“We got tripped up in our own procedural issues,” Newton said, adding that the agency is strengthening its processes as a result of the Peak 8 controversy. For one thing, the Forest Service plans to add staff to the winter sports program, he said.In the end, the new lift was built in record time and opened early, to the delight of skiers and the resort.”The ski area is ecstatic about it, especially with the snow safety concerns in Horseshoe Bowl,” Newton said, referring to an early season avalanche cycle that stripped most of the snow out of the popular terrain around the T-bar. Newton emphasized the partnership between the Forest Service and the ski industry.”We’ve come a long way in working with the industry. They’re great partners and they’re committed to the community, more so than in years past,” he said.And while there are sure to be battles over future resort plans, Newton said the general tone is set.”How much? How big? That was the forest plan debate,” he said, explaining that the revised White River plan sets the tone for what will happen at Summit County’s four ski areas in the coming years. “Now we’re into the nitty-gritty,” he said. “How to expand into some of those areas in the most environmentally sensitive way. Not if, but when and how to expand into some of those areas.”That plan anticipates significant growth in skier visits, a trend that has been confirmed just in the past few seasons, according to Newton.
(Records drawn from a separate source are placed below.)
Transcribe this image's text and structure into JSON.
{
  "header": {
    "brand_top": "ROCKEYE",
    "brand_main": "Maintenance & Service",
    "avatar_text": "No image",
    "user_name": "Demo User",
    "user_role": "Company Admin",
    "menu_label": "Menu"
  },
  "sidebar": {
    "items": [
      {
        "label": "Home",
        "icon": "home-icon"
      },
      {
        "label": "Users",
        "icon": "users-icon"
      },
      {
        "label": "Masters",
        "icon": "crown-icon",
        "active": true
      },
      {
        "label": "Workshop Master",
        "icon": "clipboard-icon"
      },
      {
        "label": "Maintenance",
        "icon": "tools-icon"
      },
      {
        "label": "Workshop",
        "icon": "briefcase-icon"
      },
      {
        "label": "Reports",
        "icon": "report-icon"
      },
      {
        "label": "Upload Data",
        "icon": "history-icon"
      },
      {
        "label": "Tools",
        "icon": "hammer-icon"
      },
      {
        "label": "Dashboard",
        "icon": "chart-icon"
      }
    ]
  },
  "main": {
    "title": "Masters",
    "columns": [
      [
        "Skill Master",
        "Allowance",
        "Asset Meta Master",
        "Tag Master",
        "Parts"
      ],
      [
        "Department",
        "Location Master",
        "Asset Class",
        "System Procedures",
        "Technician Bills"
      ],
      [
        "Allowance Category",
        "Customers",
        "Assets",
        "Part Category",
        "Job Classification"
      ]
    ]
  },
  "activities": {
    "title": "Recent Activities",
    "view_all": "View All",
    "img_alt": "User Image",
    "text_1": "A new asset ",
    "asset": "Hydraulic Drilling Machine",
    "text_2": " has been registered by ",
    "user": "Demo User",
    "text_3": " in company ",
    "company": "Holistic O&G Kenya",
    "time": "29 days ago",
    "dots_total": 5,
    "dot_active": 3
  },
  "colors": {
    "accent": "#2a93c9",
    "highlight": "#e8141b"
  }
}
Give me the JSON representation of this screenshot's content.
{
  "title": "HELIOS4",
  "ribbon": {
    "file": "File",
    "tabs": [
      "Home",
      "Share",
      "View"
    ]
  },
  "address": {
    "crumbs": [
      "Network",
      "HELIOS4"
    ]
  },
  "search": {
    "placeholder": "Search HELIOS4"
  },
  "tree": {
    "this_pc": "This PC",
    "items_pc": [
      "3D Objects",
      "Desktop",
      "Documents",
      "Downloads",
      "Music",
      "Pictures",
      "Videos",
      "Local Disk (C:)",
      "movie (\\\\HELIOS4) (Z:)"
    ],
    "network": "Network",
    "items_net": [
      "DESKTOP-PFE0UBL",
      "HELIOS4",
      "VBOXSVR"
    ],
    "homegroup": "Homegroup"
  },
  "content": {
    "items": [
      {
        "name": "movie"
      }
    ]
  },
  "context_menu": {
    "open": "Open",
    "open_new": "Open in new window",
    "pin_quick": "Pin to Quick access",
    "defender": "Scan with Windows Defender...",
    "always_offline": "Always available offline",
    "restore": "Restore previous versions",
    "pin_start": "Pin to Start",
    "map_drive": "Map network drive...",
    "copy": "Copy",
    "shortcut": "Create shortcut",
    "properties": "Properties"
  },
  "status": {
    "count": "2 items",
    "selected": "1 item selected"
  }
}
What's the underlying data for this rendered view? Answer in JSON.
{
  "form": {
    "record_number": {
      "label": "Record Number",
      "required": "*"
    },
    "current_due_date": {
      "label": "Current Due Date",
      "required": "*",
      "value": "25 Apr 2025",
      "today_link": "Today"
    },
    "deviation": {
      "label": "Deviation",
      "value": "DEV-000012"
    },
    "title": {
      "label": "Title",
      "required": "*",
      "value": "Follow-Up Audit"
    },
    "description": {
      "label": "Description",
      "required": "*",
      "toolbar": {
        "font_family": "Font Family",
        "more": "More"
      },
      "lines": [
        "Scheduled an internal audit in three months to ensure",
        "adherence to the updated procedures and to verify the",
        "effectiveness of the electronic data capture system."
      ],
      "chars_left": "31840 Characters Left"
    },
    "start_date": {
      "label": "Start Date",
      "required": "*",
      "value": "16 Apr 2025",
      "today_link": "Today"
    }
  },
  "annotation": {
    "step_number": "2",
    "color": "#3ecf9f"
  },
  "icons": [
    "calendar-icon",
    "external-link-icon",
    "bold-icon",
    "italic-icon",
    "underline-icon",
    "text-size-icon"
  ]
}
In general, the Forest Service is looking at holding master plan discussions with the resorts that will address areas allocated for skiing under the forest plan. That includes Peak 6 at Breckenridge and parts of Independence Mountain at Keystone, where a small-scale proposal for cat skiing is already under consideration.”We are going to have some discussion of what it might mean to move into some of those other areas,” Newton said. “Stay tuned.”